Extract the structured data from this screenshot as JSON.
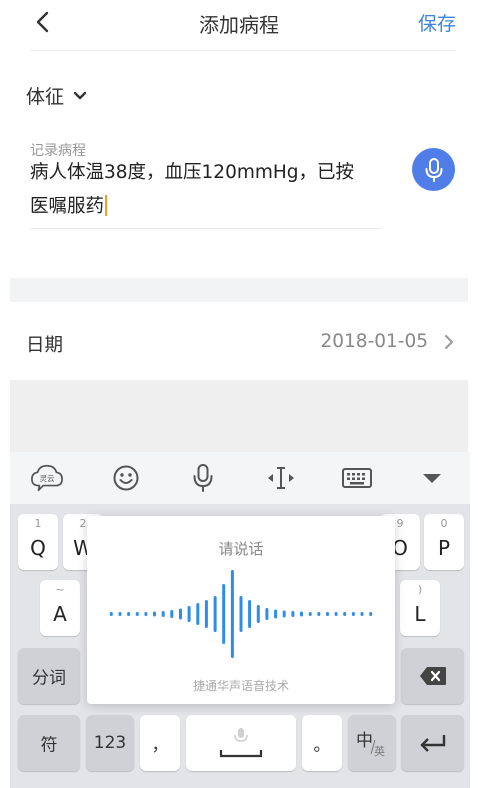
{
  "header": {
    "title": "添加病程",
    "save_label": "保存"
  },
  "category": {
    "selected": "体征"
  },
  "record": {
    "label": "记录病程",
    "text_line1": "病人体温38度，血压120mmHg，已按",
    "text_line2": "医嘱服药"
  },
  "date": {
    "label": "日期",
    "value": "2018-01-05"
  },
  "keyboard": {
    "toolbar": {
      "icons": [
        "cloud-logo-icon",
        "emoji-icon",
        "microphone-icon",
        "cursor-move-icon",
        "keyboard-icon",
        "collapse-arrow-icon"
      ],
      "cloud_logo_text": "灵云"
    },
    "row1": [
      {
        "main": "Q",
        "sub": "1"
      },
      {
        "main": "W",
        "sub": "2"
      },
      {
        "main": "O",
        "sub": "9"
      },
      {
        "main": "P",
        "sub": "0"
      }
    ],
    "row2": [
      {
        "main": "A",
        "sub": "~"
      },
      {
        "main": "L",
        "sub": ")"
      }
    ],
    "participle_label": "分词",
    "symbol_label": "符",
    "num_label": "123",
    "comma_label": "，",
    "period_label": "。",
    "lang_label": "中",
    "lang_sub": "英"
  },
  "voice_panel": {
    "hint": "请说话",
    "footer": "捷通华声语音技术",
    "wave_bar_levels": [
      0.04,
      0.04,
      0.04,
      0.04,
      0.04,
      0.05,
      0.06,
      0.08,
      0.11,
      0.16,
      0.22,
      0.28,
      0.36,
      0.6,
      0.88,
      0.36,
      0.28,
      0.18,
      0.12,
      0.09,
      0.07,
      0.06,
      0.05,
      0.04,
      0.04,
      0.04,
      0.04,
      0.04,
      0.04,
      0.04,
      0.04
    ],
    "wave_color": "#2e8de6"
  },
  "colors": {
    "accent": "#3d85e0",
    "mic_button": "#4f7ee8",
    "caret": "#f0a020"
  }
}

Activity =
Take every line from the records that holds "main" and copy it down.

Answer section =
        "main": "Q",
        "main": "W",
        "main": "O",
        "main": "P",
        "main": "A",
        "main": "L",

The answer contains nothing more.